The Montgomery County Board of Commissioners Thursday approved a $146.5 million capital spending plan that includes repairs to at least 18 bridges and roads around the county as well as extensive repairs to the 1 Montgomery Plaza office tower that now houses the bulk of county's government.
View the county's full summary of the $146.5 million spending package in the PDF section attached to this article.
The county purchased the building for $26 million in 2006 and is now facing $35 million in repairs, prompting Commissioner Bruce Castor to wonder whether the county might pursue compensation from any parties that were charged with inspecting the building for the county prior to its purchase.
"Somebody decided to buy this building without making sure it was sound," Castor said.
The county courthouse garage, which has suffered what county CFO Uri Monson called “severe water damage,” is slated to receive about $17.6 million in repairs and upgrades. Several other county buildings, such as the Parkhouse long-term care facility in Upper Providence, are also in line to receive various repairs and upgrades that range from new kitchen appliances to replacement security cameras and sidewalk improvements. Monson presented the commissioners with a slide show that depicted the damage to both the office tower and the garage.
Castor and fellow commissioners Josh Shapiro and Leslie Richards each took turns criticizing the previous county administration for not making sufficient efforts to combat the county’s crumbling facilities and infrastructure. Castor, in particular, characterized the county’s infrastructure woes as the inevitable result of the “cronyism” practiced by former commissioners Joseph Hoeffel and James Matthews. Castor said the previous county administration directed county funds towards projects that would reap political benefits, at the expense of less visible but more crucial needs.
“Fixing the courthouse garage” doesn’t have political benefits, Castor said.
Richards said the problems shown in Monson’s slide presentation reflected maintenance issues that predated the previous county administration. Shapiro thanked Richards, who is a project manager at an engineering firm, for guiding the county’s efforts to assess the scale of its infrastructure woes.
The $146.5 million in county spending does not include $94.6 million in state and federal grant money that will go towards the road and bridge projects. Those projects are expected to cost about $110.1 million, only $15.6 million of which will be directly borne by the county.
Richards said 36 of the county’s bridges are “posted,” meaning they are no longer able to bear the loads for which they were originally designed. Seven bridges are closed, and 62 have been designated “structurally deficient.”
“I think [this project plan] is very necessary,” Richards said.
See the interactive map at the top of this article to see where the projects are located and what they are each expected to cost.

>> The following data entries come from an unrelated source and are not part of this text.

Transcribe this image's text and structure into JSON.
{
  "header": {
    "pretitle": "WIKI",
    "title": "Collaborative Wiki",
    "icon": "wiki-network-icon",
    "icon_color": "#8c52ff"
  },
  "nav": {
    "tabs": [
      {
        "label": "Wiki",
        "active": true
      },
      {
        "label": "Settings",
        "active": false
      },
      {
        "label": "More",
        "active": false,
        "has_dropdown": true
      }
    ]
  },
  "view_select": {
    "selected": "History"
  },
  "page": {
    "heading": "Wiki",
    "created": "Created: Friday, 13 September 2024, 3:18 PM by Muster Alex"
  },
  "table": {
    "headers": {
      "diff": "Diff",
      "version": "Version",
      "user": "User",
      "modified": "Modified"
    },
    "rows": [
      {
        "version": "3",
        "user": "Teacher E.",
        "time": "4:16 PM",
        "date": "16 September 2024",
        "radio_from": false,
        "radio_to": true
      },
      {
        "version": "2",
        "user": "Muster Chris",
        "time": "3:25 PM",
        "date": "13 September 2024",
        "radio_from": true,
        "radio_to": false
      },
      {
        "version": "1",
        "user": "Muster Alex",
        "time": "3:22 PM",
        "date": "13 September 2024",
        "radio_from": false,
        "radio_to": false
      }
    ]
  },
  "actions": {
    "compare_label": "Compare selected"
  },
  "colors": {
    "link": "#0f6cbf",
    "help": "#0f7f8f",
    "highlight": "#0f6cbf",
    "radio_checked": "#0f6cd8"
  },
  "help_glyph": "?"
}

The capital project plan runs through 2016 and does not include an estimated $50 million upgrade to the county’s public safety radio system. With the county currently servicing approximately $400 million in debt that consumes 10 percent of the county budget, it is not yet clear how or when the county will take on additional debt to pay for the projects.
Shapiro declined to say whether the new projects or any additional debt that may be required to pay for them would result in a tax hike for county residents.

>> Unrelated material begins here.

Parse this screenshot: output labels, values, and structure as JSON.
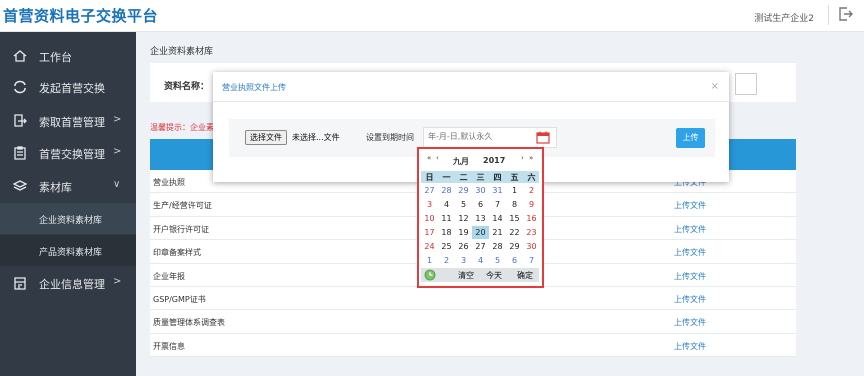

“It’s too soon to say,” Shapiro said. He noted that Monson estimated that the county’s debt would be at about $392 million at the end of the year, down from $418 million at the beginning of the year.